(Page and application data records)
********

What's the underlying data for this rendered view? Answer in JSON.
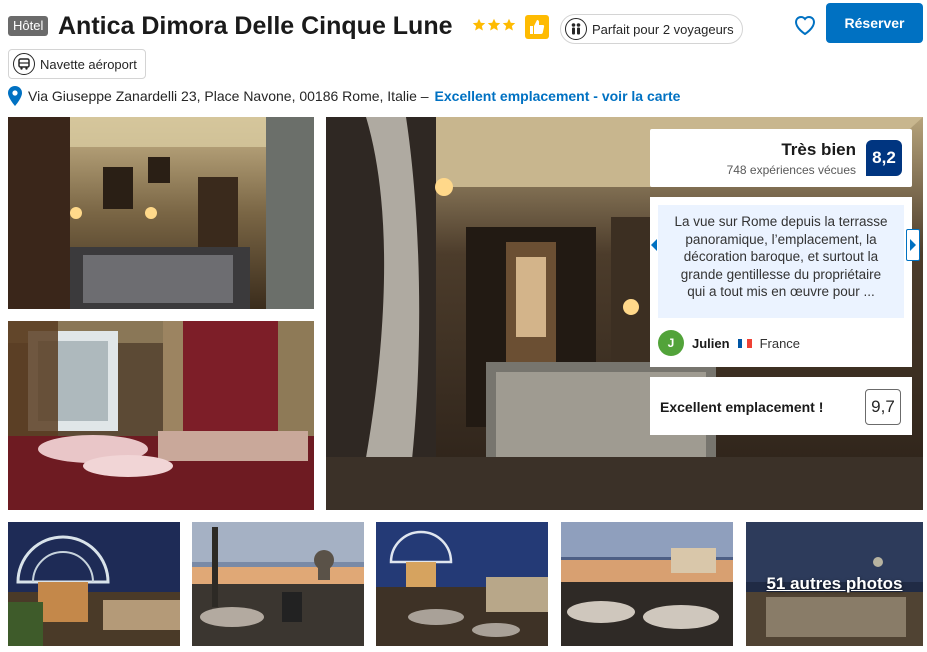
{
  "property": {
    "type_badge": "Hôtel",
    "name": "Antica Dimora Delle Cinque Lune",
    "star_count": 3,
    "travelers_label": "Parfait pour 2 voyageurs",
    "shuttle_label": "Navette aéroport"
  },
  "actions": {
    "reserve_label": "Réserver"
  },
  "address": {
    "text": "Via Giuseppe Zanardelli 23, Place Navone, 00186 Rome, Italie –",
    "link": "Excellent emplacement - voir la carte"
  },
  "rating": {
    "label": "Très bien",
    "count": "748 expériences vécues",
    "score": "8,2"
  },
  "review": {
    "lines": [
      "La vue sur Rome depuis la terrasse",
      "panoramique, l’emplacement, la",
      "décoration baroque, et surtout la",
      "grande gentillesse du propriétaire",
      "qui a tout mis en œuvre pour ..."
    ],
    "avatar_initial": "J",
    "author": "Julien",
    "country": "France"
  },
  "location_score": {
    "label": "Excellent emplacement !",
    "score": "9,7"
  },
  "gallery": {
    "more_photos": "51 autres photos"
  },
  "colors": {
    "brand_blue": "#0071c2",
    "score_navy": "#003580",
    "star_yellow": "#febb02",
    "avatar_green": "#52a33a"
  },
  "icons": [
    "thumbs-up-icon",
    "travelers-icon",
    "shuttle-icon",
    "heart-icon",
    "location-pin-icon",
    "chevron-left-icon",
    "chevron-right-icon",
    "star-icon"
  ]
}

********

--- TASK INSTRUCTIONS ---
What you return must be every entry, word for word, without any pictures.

--- RESULT OF THIS EXERCISE ---
What's the underlying data for this rendered view? Answer in JSON.
{
  "property": {
    "type_badge": "Hôtel",
    "name": "Antica Dimora Delle Cinque Lune",
    "star_count": 3,
    "travelers_label": "Parfait pour 2 voyageurs",
    "shuttle_label": "Navette aéroport"
  },
  "actions": {
    "reserve_label": "Réserver"
  },
  "address": {
    "text": "Via Giuseppe Zanardelli 23, Place Navone, 00186 Rome, Italie –",
    "link": "Excellent emplacement - voir la carte"
  },
  "rating": {
    "label": "Très bien",
    "count": "748 expériences vécues",
    "score": "8,2"
  },
  "review": {
    "lines": [
      "La vue sur Rome depuis la terrasse",
      "panoramique, l’emplacement, la",
      "décoration baroque, et surtout la",
      "grande gentillesse du propriétaire",
      "qui a tout mis en œuvre pour ..."
    ],
    "avatar_initial": "J",
    "author": "Julien",
    "country": "France"
  },
  "location_score": {
    "label": "Excellent emplacement !",
    "score": "9,7"
  },
  "gallery": {
    "more_photos": "51 autres photos"
  },
  "colors": {
    "brand_blue": "#0071c2",
    "score_navy": "#003580",
    "star_yellow": "#febb02",
    "avatar_green": "#52a33a"
  },
  "icons": [
    "thumbs-up-icon",
    "travelers-icon",
    "shuttle-icon",
    "heart-icon",
    "location-pin-icon",
    "chevron-left-icon",
    "chevron-right-icon",
    "star-icon"
  ]
}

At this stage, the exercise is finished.